Exercise aim: Reproduce each of the entries that follow, exactly.
(Data records begins)
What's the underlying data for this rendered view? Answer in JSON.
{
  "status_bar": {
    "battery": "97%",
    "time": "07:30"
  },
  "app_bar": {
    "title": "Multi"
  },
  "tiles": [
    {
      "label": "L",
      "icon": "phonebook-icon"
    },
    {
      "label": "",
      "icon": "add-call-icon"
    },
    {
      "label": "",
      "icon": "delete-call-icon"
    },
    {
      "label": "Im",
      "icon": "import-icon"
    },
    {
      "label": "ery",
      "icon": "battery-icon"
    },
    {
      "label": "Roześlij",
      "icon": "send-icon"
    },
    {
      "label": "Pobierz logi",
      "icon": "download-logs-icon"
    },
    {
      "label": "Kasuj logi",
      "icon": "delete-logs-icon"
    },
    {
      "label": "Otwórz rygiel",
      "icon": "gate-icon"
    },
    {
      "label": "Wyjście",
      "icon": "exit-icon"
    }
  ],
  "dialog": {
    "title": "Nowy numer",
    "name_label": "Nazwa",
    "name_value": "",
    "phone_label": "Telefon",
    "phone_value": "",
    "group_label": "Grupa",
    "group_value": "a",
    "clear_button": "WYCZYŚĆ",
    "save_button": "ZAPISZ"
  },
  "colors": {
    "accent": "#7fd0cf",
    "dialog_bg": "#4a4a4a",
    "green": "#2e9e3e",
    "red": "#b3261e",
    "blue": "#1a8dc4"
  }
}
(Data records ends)
Written answer:
What's the underlying data for this rendered view? Answer in JSON.
{
  "status_bar": {
    "battery": "97%",
    "time": "07:30"
  },
  "app_bar": {
    "title": "Multi"
  },
  "tiles": [
    {
      "label": "L",
      "icon": "phonebook-icon"
    },
    {
      "label": "",
      "icon": "add-call-icon"
    },
    {
      "label": "",
      "icon": "delete-call-icon"
    },
    {
      "label": "Im",
      "icon": "import-icon"
    },
    {
      "label": "ery",
      "icon": "battery-icon"
    },
    {
      "label": "Roześlij",
      "icon": "send-icon"
    },
    {
      "label": "Pobierz logi",
      "icon": "download-logs-icon"
    },
    {
      "label": "Kasuj logi",
      "icon": "delete-logs-icon"
    },
    {
      "label": "Otwórz rygiel",
      "icon": "gate-icon"
    },
    {
      "label": "Wyjście",
      "icon": "exit-icon"
    }
  ],
  "dialog": {
    "title": "Nowy numer",
    "name_label": "Nazwa",
    "name_value": "",
    "phone_label": "Telefon",
    "phone_value": "",
    "group_label": "Grupa",
    "group_value": "a",
    "clear_button": "WYCZYŚĆ",
    "save_button": "ZAPISZ"
  },
  "colors": {
    "accent": "#7fd0cf",
    "dialog_bg": "#4a4a4a",
    "green": "#2e9e3e",
    "red": "#b3261e",
    "blue": "#1a8dc4"
  }
}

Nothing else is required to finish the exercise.